Testing Wirth: Exploring Population Size and Density in the 19th-Century American City

Gergely Baics, Barnard College
Leah Meisterlin, Columbia University

This paper makes use of the 1880 geocoded census microdata for the 39 largest American cities made publicly available by John Logan’s Urban Transition Historical GIS project based at Brown University. The starting point is Louis Wirth’s influential sociological definition of the modern city, which posits a positive relationship between population size and density. First, we present previously unavailable measures of block-level population densities for all major U.S. cities in 1880, and explore their relationship to city size. Second, we establish typologies of 19th-century American cities in terms of their population densities, considering a variety of factors such as regional location, age, and topography. Third, focusing on a few representative cities, we expand our analysis to a more experiential, lived meaning of population density, as well as disaggregate density measures by specific social groups. Finally, we step back from the 19th-century data to reflect critically and methodologically on the meanings and measures of urban population density.

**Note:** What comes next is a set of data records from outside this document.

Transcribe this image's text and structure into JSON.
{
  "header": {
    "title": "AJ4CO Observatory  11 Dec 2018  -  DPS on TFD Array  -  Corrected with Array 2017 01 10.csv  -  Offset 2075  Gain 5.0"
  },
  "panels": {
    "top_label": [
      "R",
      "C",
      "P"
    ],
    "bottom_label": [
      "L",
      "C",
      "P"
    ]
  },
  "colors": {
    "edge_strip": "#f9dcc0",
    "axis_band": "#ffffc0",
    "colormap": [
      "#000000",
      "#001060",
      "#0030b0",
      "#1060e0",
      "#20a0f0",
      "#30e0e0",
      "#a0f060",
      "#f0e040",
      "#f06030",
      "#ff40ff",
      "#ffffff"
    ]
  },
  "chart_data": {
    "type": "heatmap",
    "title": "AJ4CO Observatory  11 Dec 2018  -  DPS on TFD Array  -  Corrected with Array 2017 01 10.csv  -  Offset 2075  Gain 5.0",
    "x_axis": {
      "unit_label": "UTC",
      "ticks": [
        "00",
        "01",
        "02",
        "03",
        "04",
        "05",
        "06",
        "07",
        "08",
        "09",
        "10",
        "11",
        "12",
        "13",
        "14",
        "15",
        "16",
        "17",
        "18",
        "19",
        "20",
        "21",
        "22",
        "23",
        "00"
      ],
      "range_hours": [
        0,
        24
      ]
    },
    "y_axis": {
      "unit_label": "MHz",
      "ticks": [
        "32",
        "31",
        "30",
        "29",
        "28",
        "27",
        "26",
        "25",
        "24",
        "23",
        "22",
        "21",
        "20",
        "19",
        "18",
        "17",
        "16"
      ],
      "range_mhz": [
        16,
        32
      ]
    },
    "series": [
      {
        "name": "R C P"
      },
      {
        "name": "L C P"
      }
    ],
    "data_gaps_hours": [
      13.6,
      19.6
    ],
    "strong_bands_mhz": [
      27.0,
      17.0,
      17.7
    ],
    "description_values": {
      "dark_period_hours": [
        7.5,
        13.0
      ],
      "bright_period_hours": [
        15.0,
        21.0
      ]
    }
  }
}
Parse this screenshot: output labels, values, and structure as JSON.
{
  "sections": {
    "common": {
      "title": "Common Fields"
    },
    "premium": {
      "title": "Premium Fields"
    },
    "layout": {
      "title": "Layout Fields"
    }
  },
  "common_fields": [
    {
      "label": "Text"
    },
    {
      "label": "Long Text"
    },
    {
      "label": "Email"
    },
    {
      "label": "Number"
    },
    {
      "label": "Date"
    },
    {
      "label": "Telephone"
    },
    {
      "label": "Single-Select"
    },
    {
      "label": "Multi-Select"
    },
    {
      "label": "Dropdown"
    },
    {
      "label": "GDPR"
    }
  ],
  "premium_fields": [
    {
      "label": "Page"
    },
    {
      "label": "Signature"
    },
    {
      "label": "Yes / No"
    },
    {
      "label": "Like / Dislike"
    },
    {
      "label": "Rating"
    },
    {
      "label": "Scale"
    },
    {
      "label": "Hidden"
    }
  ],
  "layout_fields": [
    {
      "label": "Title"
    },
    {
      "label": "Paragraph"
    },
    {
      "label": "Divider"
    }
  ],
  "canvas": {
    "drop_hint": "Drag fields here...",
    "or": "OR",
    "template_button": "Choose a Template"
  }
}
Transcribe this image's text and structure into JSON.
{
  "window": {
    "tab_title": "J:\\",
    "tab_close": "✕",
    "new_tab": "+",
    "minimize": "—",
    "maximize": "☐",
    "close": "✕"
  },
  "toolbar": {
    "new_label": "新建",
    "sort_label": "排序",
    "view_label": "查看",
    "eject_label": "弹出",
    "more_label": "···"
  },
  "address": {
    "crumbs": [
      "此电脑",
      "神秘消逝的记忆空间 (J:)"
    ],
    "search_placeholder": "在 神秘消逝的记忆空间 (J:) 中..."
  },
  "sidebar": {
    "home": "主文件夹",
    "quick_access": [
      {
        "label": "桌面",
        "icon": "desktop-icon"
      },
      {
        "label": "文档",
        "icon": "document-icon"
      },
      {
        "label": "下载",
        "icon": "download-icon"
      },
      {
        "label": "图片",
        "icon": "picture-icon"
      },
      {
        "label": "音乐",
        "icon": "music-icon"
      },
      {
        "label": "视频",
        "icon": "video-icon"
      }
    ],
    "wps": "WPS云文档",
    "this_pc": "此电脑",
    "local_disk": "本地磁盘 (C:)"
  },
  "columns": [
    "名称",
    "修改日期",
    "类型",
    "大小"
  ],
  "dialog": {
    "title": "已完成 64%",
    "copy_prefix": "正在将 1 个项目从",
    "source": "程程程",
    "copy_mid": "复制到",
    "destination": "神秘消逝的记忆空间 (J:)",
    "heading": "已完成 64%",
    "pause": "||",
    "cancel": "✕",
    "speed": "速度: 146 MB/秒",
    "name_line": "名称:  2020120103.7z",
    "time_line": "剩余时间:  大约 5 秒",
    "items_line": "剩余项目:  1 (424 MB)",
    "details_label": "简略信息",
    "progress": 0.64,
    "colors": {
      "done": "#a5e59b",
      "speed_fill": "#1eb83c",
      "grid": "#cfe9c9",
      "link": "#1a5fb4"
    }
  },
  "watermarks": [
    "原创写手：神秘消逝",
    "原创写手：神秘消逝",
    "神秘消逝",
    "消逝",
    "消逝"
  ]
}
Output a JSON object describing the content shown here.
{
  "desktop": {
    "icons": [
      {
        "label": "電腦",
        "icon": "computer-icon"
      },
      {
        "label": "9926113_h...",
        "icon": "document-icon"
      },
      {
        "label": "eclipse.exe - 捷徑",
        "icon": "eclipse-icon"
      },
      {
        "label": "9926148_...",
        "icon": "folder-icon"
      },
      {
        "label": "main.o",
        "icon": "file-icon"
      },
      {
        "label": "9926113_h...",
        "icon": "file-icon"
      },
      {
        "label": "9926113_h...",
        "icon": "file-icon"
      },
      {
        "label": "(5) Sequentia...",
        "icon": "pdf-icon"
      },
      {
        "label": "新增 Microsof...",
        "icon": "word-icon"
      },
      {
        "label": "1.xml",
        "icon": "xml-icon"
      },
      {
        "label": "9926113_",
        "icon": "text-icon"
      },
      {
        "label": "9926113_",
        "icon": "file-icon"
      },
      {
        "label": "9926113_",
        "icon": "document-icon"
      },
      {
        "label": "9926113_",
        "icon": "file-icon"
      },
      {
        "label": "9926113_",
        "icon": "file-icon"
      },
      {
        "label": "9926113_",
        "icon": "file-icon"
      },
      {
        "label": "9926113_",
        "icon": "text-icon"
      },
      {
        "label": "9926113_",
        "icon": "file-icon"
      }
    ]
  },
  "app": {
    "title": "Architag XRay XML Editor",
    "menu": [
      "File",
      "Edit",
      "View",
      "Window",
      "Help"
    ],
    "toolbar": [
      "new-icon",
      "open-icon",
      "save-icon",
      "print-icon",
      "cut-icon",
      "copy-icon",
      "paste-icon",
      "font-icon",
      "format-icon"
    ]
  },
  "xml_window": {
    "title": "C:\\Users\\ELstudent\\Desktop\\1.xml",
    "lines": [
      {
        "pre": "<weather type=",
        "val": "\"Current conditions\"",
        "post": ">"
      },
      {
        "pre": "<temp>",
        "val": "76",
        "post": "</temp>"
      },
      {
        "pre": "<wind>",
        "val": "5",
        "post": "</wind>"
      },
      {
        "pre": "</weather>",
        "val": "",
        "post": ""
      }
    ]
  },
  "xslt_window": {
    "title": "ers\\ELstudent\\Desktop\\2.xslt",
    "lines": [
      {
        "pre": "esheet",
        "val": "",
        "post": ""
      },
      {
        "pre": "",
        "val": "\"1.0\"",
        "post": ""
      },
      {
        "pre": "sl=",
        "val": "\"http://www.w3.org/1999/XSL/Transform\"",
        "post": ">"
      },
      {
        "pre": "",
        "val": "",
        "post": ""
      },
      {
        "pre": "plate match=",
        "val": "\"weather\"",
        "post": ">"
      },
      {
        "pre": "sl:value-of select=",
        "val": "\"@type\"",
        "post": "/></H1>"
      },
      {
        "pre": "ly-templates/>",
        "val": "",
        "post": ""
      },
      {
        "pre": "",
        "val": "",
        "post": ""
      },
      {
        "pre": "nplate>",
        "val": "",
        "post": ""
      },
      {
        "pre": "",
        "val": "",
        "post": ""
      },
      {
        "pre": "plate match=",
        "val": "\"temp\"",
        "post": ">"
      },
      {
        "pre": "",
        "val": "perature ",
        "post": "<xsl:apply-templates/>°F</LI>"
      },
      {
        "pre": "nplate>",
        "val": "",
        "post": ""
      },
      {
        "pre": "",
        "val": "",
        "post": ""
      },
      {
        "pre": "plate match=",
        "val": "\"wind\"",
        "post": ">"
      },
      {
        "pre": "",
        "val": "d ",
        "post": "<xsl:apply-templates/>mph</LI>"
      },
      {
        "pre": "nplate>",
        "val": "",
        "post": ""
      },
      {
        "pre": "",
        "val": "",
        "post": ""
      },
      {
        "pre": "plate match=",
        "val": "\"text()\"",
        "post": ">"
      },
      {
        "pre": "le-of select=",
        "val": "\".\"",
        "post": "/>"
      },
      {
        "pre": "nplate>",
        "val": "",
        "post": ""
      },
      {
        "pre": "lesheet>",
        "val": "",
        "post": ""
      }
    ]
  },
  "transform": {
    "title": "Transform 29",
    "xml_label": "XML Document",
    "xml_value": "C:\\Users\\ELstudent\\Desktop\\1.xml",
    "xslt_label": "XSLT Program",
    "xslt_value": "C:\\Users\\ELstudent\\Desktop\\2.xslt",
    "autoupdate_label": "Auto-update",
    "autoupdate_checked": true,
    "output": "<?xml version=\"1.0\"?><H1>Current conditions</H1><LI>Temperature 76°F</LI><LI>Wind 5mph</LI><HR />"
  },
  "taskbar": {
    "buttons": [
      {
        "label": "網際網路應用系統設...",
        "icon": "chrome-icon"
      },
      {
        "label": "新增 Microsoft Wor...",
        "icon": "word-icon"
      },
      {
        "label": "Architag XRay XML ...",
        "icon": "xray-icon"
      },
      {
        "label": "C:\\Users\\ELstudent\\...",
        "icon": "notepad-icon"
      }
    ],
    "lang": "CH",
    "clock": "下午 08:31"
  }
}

No extended abstract or paper available

 Presented in Session 120. Urban Historical GIS